(Page and application data records)
_ _ _ _
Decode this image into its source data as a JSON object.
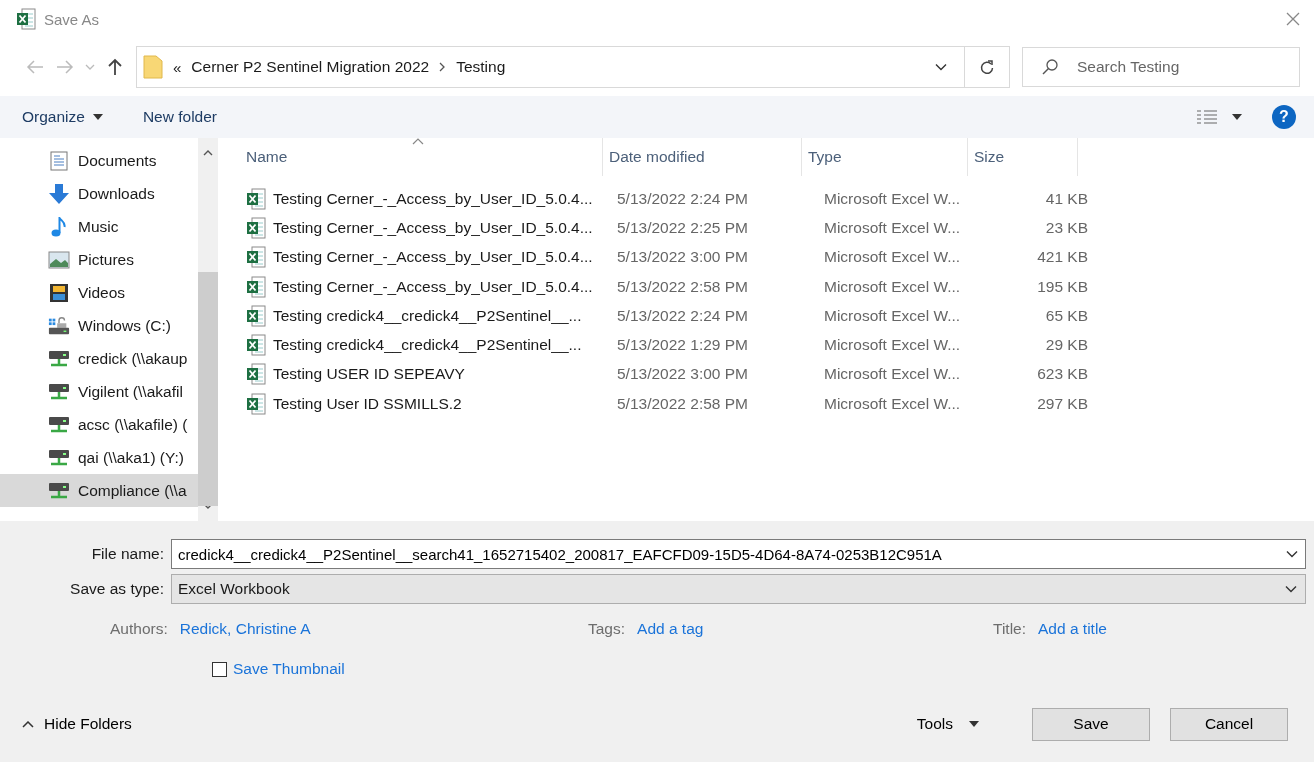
{
  "window": {
    "title": "Save As"
  },
  "address": {
    "overflow_marker": "«",
    "crumbs": [
      "Cerner P2 Sentinel Migration 2022",
      "Testing"
    ]
  },
  "search": {
    "placeholder": "Search Testing"
  },
  "toolbar": {
    "organize": "Organize",
    "new_folder": "New folder",
    "help": "?"
  },
  "sidebar": {
    "items": [
      {
        "label": "Documents",
        "kind": "documents",
        "selected": false
      },
      {
        "label": "Downloads",
        "kind": "downloads",
        "selected": false
      },
      {
        "label": "Music",
        "kind": "music",
        "selected": false
      },
      {
        "label": "Pictures",
        "kind": "pictures",
        "selected": false
      },
      {
        "label": "Videos",
        "kind": "videos",
        "selected": false
      },
      {
        "label": "Windows (C:)",
        "kind": "drive",
        "selected": false
      },
      {
        "label": "credick (\\\\akaup",
        "kind": "network",
        "selected": false
      },
      {
        "label": "Vigilent (\\\\akafil",
        "kind": "network",
        "selected": false
      },
      {
        "label": "acsc (\\\\akafile) (",
        "kind": "network",
        "selected": false
      },
      {
        "label": "qai (\\\\aka1) (Y:)",
        "kind": "network",
        "selected": false
      },
      {
        "label": "Compliance (\\\\a",
        "kind": "network",
        "selected": true
      }
    ]
  },
  "table": {
    "columns": [
      "Name",
      "Date modified",
      "Type",
      "Size"
    ],
    "rows": [
      {
        "name": "Testing Cerner_-_Access_by_User_ID_5.0.4...",
        "date": "5/13/2022 2:24 PM",
        "type": "Microsoft Excel W...",
        "size": "41 KB"
      },
      {
        "name": "Testing Cerner_-_Access_by_User_ID_5.0.4...",
        "date": "5/13/2022 2:25 PM",
        "type": "Microsoft Excel W...",
        "size": "23 KB"
      },
      {
        "name": "Testing Cerner_-_Access_by_User_ID_5.0.4...",
        "date": "5/13/2022 3:00 PM",
        "type": "Microsoft Excel W...",
        "size": "421 KB"
      },
      {
        "name": "Testing Cerner_-_Access_by_User_ID_5.0.4...",
        "date": "5/13/2022 2:58 PM",
        "type": "Microsoft Excel W...",
        "size": "195 KB"
      },
      {
        "name": "Testing credick4__credick4__P2Sentinel__...",
        "date": "5/13/2022 2:24 PM",
        "type": "Microsoft Excel W...",
        "size": "65 KB"
      },
      {
        "name": "Testing credick4__credick4__P2Sentinel__...",
        "date": "5/13/2022 1:29 PM",
        "type": "Microsoft Excel W...",
        "size": "29 KB"
      },
      {
        "name": "Testing USER ID SEPEAVY",
        "date": "5/13/2022 3:00 PM",
        "type": "Microsoft Excel W...",
        "size": "623 KB"
      },
      {
        "name": "Testing User ID SSMILLS.2",
        "date": "5/13/2022 2:58 PM",
        "type": "Microsoft Excel W...",
        "size": "297 KB"
      }
    ]
  },
  "form": {
    "file_name": {
      "label": "File name:",
      "value": "credick4__credick4__P2Sentinel__search41_1652715402_200817_EAFCFD09-15D5-4D64-8A74-0253B12C951A"
    },
    "save_as_type": {
      "label": "Save as type:",
      "value": "Excel Workbook"
    },
    "meta": [
      {
        "label": "Authors:",
        "value": "Redick, Christine A"
      },
      {
        "label": "Tags:",
        "value": "Add a tag"
      },
      {
        "label": "Title:",
        "value": "Add a title"
      }
    ],
    "save_thumbnail": {
      "label": "Save Thumbnail",
      "checked": false
    }
  },
  "footer": {
    "hide_folders": "Hide Folders",
    "tools": "Tools",
    "buttons": [
      "Save",
      "Cancel"
    ]
  }
}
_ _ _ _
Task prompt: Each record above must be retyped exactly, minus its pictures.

Answer space:
Decode this image into its source data as a JSON object.
{
  "window": {
    "title": "Save As"
  },
  "address": {
    "overflow_marker": "«",
    "crumbs": [
      "Cerner P2 Sentinel Migration 2022",
      "Testing"
    ]
  },
  "search": {
    "placeholder": "Search Testing"
  },
  "toolbar": {
    "organize": "Organize",
    "new_folder": "New folder",
    "help": "?"
  },
  "sidebar": {
    "items": [
      {
        "label": "Documents",
        "kind": "documents",
        "selected": false
      },
      {
        "label": "Downloads",
        "kind": "downloads",
        "selected": false
      },
      {
        "label": "Music",
        "kind": "music",
        "selected": false
      },
      {
        "label": "Pictures",
        "kind": "pictures",
        "selected": false
      },
      {
        "label": "Videos",
        "kind": "videos",
        "selected": false
      },
      {
        "label": "Windows (C:)",
        "kind": "drive",
        "selected": false
      },
      {
        "label": "credick (\\\\akaup",
        "kind": "network",
        "selected": false
      },
      {
        "label": "Vigilent (\\\\akafil",
        "kind": "network",
        "selected": false
      },
      {
        "label": "acsc (\\\\akafile) (",
        "kind": "network",
        "selected": false
      },
      {
        "label": "qai (\\\\aka1) (Y:)",
        "kind": "network",
        "selected": false
      },
      {
        "label": "Compliance (\\\\a",
        "kind": "network",
        "selected": true
      }
    ]
  },
  "table": {
    "columns": [
      "Name",
      "Date modified",
      "Type",
      "Size"
    ],
    "rows": [
      {
        "name": "Testing Cerner_-_Access_by_User_ID_5.0.4...",
        "date": "5/13/2022 2:24 PM",
        "type": "Microsoft Excel W...",
        "size": "41 KB"
      },
      {
        "name": "Testing Cerner_-_Access_by_User_ID_5.0.4...",
        "date": "5/13/2022 2:25 PM",
        "type": "Microsoft Excel W...",
        "size": "23 KB"
      },
      {
        "name": "Testing Cerner_-_Access_by_User_ID_5.0.4...",
        "date": "5/13/2022 3:00 PM",
        "type": "Microsoft Excel W...",
        "size": "421 KB"
      },
      {
        "name": "Testing Cerner_-_Access_by_User_ID_5.0.4...",
        "date": "5/13/2022 2:58 PM",
        "type": "Microsoft Excel W...",
        "size": "195 KB"
      },
      {
        "name": "Testing credick4__credick4__P2Sentinel__...",
        "date": "5/13/2022 2:24 PM",
        "type": "Microsoft Excel W...",
        "size": "65 KB"
      },
      {
        "name": "Testing credick4__credick4__P2Sentinel__...",
        "date": "5/13/2022 1:29 PM",
        "type": "Microsoft Excel W...",
        "size": "29 KB"
      },
      {
        "name": "Testing USER ID SEPEAVY",
        "date": "5/13/2022 3:00 PM",
        "type": "Microsoft Excel W...",
        "size": "623 KB"
      },
      {
        "name": "Testing User ID SSMILLS.2",
        "date": "5/13/2022 2:58 PM",
        "type": "Microsoft Excel W...",
        "size": "297 KB"
      }
    ]
  },
  "form": {
    "file_name": {
      "label": "File name:",
      "value": "credick4__credick4__P2Sentinel__search41_1652715402_200817_EAFCFD09-15D5-4D64-8A74-0253B12C951A"
    },
    "save_as_type": {
      "label": "Save as type:",
      "value": "Excel Workbook"
    },
    "meta": [
      {
        "label": "Authors:",
        "value": "Redick, Christine A"
      },
      {
        "label": "Tags:",
        "value": "Add a tag"
      },
      {
        "label": "Title:",
        "value": "Add a title"
      }
    ],
    "save_thumbnail": {
      "label": "Save Thumbnail",
      "checked": false
    }
  },
  "footer": {
    "hide_folders": "Hide Folders",
    "tools": "Tools",
    "buttons": [
      "Save",
      "Cancel"
    ]
  }
}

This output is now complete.